I had a developer email me the other day asking for advice on how to tackle a project that required parsing a natural language DSL (Domain Specific Language). He asked if maybe he should look at the parser for RSpec to get some ideas from there.

What some may not realize is that RSpec is a shining example of an ‘internal DSL’ ie: a DSL that is implemented using only the features of the parent language. Writing a DSL this way does not require that you create a separate parser and interpreter. This obviously saves a huge amount of development time in situations that allow using this style of DSL.

The down-side is that you can’t really expose a DSL written this way to un-trusted users. And by un-trusted users I really mean anyone that is not on the development team. The reason is that because an internal DSL makes use of the power of the parent language, it also generally allows users to execute arbitrary code, which is obviously a no-no.

Here’s a quick example of the style of code that RSpec uses to provide it’s natural syntax:

 1 module Kernel
 2   def should
 3     return
 4   end
 6   def should_not
 7     return
 8   end
 9 end
11 module Handlers
12   class PositiveOperatorHandler
13     def initialize(actual)
14       @actual = actual 
15     end
17     def ==(other)
18       puts "Expected '#{@actual.inspect}' to equal '#{other.inspect}'" unless @actual == other
19     end
20   end
22   class NegativeOperatorHandler
23     def initialize(actual)
24       @actual = actual 
25     end
27     def ==(other)
28       puts "Expected '#{@actual.inspect}' to not equal '#{other.inspect}'" if @actual == other
29     end
30   end
31 end
33 # Example usage:
34 1.should == 3
35 1.should == 1
37 1.should_not == 1
38 1.should_not == 3

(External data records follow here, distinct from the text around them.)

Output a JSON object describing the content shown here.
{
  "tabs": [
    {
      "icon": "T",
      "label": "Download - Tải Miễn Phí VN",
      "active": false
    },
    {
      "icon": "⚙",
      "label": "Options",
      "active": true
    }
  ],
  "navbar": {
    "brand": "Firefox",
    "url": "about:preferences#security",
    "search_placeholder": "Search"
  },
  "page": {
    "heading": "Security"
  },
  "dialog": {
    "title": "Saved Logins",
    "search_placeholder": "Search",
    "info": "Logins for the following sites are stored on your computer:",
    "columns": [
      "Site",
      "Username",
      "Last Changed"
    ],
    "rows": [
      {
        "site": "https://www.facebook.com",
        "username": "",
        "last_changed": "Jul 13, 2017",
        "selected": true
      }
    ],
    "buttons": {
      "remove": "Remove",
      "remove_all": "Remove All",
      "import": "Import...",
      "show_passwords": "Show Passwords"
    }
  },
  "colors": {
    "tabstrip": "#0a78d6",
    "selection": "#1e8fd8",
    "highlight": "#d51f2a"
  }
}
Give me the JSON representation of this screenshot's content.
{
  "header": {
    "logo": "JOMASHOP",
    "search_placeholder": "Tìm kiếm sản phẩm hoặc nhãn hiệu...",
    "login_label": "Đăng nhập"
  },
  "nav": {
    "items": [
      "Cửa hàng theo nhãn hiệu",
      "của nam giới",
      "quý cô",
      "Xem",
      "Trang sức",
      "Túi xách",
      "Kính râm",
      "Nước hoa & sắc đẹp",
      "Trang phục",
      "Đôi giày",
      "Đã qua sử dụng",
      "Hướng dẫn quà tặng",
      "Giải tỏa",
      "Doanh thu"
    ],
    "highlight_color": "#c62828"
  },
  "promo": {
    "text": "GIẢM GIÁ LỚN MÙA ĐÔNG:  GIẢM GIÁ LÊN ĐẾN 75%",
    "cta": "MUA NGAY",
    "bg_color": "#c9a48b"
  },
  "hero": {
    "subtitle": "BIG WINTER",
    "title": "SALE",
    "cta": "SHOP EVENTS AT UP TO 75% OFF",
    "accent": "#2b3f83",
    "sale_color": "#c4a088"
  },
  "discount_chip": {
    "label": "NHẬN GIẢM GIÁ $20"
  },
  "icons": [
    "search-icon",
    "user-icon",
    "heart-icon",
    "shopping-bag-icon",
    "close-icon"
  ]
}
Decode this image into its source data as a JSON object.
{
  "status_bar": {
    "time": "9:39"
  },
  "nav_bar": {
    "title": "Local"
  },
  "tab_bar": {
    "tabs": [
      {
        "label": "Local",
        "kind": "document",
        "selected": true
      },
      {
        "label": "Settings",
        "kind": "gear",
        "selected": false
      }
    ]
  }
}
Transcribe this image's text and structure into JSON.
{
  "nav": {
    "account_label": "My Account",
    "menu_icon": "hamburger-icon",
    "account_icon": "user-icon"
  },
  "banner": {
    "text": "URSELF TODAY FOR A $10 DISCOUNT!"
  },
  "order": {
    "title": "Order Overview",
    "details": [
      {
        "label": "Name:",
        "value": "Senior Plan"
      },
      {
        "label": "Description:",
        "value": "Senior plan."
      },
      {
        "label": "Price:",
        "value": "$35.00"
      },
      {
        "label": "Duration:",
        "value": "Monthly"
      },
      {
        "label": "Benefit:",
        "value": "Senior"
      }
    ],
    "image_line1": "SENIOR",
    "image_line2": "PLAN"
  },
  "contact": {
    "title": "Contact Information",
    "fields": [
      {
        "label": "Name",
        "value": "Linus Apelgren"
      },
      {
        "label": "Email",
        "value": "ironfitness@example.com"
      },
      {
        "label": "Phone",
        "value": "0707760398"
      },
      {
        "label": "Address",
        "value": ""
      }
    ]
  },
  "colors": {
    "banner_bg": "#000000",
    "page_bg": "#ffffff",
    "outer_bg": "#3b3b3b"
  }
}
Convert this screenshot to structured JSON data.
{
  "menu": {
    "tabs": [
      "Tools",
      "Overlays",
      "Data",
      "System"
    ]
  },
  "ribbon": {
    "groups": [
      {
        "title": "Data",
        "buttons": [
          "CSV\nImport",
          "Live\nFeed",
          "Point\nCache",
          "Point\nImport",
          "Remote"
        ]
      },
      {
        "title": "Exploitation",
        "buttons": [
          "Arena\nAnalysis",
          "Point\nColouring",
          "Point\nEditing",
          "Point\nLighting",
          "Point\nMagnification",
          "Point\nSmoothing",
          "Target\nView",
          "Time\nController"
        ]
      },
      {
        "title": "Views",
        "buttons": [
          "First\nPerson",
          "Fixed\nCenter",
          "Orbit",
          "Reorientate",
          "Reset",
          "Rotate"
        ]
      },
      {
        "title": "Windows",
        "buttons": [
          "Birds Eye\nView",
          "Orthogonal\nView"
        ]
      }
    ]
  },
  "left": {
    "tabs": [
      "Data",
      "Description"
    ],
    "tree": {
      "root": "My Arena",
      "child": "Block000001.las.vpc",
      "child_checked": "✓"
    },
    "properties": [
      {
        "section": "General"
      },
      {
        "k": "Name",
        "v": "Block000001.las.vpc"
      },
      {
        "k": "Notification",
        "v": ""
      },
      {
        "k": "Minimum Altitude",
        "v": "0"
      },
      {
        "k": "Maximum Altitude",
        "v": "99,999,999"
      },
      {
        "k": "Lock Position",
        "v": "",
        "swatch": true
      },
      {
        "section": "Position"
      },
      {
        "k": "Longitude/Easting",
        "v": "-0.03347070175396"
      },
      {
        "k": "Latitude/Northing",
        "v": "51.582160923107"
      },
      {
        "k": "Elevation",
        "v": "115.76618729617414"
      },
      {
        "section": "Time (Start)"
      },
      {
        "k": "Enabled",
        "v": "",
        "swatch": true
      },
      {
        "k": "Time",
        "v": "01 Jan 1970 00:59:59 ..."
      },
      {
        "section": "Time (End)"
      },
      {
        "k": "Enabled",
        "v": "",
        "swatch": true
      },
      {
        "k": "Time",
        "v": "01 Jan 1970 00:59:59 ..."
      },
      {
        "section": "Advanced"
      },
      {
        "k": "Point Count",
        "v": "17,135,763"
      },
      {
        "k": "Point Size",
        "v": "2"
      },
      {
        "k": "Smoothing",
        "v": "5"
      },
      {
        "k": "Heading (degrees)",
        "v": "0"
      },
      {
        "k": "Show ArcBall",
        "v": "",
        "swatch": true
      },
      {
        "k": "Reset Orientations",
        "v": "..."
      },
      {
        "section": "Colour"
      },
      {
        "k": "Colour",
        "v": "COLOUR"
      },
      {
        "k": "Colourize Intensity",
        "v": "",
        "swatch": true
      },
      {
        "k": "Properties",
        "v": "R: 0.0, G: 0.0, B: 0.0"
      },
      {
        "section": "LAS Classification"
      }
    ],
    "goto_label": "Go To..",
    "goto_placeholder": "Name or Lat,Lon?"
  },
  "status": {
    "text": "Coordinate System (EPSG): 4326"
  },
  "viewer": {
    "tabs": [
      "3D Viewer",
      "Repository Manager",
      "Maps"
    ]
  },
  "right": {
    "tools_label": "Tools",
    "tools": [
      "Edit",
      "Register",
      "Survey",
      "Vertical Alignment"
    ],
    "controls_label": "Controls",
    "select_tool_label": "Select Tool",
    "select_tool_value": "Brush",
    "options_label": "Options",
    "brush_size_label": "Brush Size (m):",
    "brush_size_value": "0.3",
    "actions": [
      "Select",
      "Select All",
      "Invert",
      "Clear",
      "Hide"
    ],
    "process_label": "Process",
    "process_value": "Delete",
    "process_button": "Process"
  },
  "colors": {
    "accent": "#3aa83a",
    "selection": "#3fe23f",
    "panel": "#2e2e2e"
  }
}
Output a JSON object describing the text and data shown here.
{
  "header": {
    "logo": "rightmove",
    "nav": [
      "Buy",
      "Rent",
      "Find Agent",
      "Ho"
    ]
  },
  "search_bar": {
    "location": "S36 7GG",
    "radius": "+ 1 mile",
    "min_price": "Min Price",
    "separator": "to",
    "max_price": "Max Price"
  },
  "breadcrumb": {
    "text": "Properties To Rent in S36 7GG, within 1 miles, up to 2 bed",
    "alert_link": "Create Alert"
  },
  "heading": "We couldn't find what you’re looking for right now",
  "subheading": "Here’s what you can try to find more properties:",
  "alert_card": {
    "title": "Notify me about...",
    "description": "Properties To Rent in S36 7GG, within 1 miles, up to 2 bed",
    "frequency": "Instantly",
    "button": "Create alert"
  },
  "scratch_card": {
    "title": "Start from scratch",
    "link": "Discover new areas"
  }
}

RSpec is implemented very similarly to this, but is much more complex in order to provide all the features we love.

This method of creating a DSL really takes advantage of the fact that nearly everything in Ruby is a method call. Other languages that do not operate this way make it much harder to write a DSL in this manner, which is why you don’t see too many clones of RSpec in other languages.

For more info on writing internal DSLs I would suggest reading Ruby Best Practices or having a look through the RSpec code.